• **ACTIVITY**:
Go through the records and report each line holding the string "name".

• **EXTRACTED RECORDS**:
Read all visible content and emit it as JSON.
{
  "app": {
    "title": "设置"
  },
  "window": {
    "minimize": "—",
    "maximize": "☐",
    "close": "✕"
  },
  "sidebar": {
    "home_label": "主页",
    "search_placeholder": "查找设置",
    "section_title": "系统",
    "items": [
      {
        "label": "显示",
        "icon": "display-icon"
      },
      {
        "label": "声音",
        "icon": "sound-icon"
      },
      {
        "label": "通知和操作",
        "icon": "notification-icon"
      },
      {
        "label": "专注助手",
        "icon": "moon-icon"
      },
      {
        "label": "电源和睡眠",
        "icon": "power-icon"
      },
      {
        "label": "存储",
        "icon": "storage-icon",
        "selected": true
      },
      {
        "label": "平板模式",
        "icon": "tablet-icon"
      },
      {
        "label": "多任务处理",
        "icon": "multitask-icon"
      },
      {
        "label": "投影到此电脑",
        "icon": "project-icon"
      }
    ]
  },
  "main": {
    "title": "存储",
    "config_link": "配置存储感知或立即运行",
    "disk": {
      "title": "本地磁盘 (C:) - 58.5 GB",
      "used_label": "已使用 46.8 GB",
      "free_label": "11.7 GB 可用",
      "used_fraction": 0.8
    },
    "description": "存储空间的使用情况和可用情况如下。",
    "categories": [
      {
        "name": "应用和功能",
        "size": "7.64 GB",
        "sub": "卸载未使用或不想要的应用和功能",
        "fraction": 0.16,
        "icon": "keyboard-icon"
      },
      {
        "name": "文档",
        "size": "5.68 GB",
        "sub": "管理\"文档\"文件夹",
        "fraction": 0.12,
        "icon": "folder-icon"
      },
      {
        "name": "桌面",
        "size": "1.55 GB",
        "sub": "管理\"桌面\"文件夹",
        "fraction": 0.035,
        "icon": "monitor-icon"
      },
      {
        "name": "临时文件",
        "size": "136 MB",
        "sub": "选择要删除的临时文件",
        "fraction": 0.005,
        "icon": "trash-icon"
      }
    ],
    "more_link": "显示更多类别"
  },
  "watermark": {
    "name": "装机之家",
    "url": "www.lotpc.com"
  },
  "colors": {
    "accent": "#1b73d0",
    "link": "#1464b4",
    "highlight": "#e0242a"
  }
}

• **EXERCISE OUTPUT**:
        "name": "应用和功能",
        "name": "文档",
        "name": "桌面",
        "name": "临时文件",
    "name": "装机之家",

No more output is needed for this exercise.